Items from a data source
◆ ◆ ◆ ◆
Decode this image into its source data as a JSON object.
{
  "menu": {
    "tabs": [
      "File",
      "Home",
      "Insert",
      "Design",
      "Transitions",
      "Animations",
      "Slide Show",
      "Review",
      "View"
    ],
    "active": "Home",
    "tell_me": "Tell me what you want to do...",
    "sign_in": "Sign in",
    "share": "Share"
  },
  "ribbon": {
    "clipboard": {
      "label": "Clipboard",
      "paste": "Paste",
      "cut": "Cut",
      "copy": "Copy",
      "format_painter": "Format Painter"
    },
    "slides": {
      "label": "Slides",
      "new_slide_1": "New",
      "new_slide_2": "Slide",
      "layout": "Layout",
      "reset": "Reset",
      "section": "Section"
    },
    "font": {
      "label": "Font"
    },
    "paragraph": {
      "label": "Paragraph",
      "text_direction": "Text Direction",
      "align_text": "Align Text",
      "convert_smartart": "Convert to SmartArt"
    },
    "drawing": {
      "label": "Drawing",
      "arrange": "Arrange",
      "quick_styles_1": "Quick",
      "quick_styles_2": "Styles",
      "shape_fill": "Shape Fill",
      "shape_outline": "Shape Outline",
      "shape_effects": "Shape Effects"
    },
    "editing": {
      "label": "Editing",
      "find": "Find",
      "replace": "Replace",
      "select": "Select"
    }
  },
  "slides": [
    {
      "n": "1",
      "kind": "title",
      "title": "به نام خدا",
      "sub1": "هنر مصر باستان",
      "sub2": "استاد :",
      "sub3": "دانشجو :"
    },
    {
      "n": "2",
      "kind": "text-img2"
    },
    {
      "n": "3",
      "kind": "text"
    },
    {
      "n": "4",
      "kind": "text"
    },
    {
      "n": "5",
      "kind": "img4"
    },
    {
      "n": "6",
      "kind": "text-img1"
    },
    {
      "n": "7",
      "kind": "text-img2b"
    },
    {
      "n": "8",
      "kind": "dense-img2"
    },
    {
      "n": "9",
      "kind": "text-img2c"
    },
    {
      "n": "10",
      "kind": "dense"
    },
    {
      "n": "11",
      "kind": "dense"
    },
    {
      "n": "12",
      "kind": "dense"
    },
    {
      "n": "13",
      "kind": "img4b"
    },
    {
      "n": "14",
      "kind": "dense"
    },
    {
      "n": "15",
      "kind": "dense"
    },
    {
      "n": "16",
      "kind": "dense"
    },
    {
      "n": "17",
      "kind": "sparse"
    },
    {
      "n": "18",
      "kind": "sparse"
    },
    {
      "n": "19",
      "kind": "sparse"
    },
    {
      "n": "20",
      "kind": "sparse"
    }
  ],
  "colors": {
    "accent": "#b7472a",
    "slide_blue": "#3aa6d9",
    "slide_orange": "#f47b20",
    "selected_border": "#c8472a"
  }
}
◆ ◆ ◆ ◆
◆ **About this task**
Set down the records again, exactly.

◆ **Response area**
Decode this image into its source data as a JSON object.
{
  "menu": {
    "tabs": [
      "File",
      "Home",
      "Insert",
      "Design",
      "Transitions",
      "Animations",
      "Slide Show",
      "Review",
      "View"
    ],
    "active": "Home",
    "tell_me": "Tell me what you want to do...",
    "sign_in": "Sign in",
    "share": "Share"
  },
  "ribbon": {
    "clipboard": {
      "label": "Clipboard",
      "paste": "Paste",
      "cut": "Cut",
      "copy": "Copy",
      "format_painter": "Format Painter"
    },
    "slides": {
      "label": "Slides",
      "new_slide_1": "New",
      "new_slide_2": "Slide",
      "layout": "Layout",
      "reset": "Reset",
      "section": "Section"
    },
    "font": {
      "label": "Font"
    },
    "paragraph": {
      "label": "Paragraph",
      "text_direction": "Text Direction",
      "align_text": "Align Text",
      "convert_smartart": "Convert to SmartArt"
    },
    "drawing": {
      "label": "Drawing",
      "arrange": "Arrange",
      "quick_styles_1": "Quick",
      "quick_styles_2": "Styles",
      "shape_fill": "Shape Fill",
      "shape_outline": "Shape Outline",
      "shape_effects": "Shape Effects"
    },
    "editing": {
      "label": "Editing",
      "find": "Find",
      "replace": "Replace",
      "select": "Select"
    }
  },
  "slides": [
    {
      "n": "1",
      "kind": "title",
      "title": "به نام خدا",
      "sub1": "هنر مصر باستان",
      "sub2": "استاد :",
      "sub3": "دانشجو :"
    },
    {
      "n": "2",
      "kind": "text-img2"
    },
    {
      "n": "3",
      "kind": "text"
    },
    {
      "n": "4",
      "kind": "text"
    },
    {
      "n": "5",
      "kind": "img4"
    },
    {
      "n": "6",
      "kind": "text-img1"
    },
    {
      "n": "7",
      "kind": "text-img2b"
    },
    {
      "n": "8",
      "kind": "dense-img2"
    },
    {
      "n": "9",
      "kind": "text-img2c"
    },
    {
      "n": "10",
      "kind": "dense"
    },
    {
      "n": "11",
      "kind": "dense"
    },
    {
      "n": "12",
      "kind": "dense"
    },
    {
      "n": "13",
      "kind": "img4b"
    },
    {
      "n": "14",
      "kind": "dense"
    },
    {
      "n": "15",
      "kind": "dense"
    },
    {
      "n": "16",
      "kind": "dense"
    },
    {
      "n": "17",
      "kind": "sparse"
    },
    {
      "n": "18",
      "kind": "sparse"
    },
    {
      "n": "19",
      "kind": "sparse"
    },
    {
      "n": "20",
      "kind": "sparse"
    }
  ],
  "colors": {
    "accent": "#b7472a",
    "slide_blue": "#3aa6d9",
    "slide_orange": "#f47b20",
    "selected_border": "#c8472a"
  }
}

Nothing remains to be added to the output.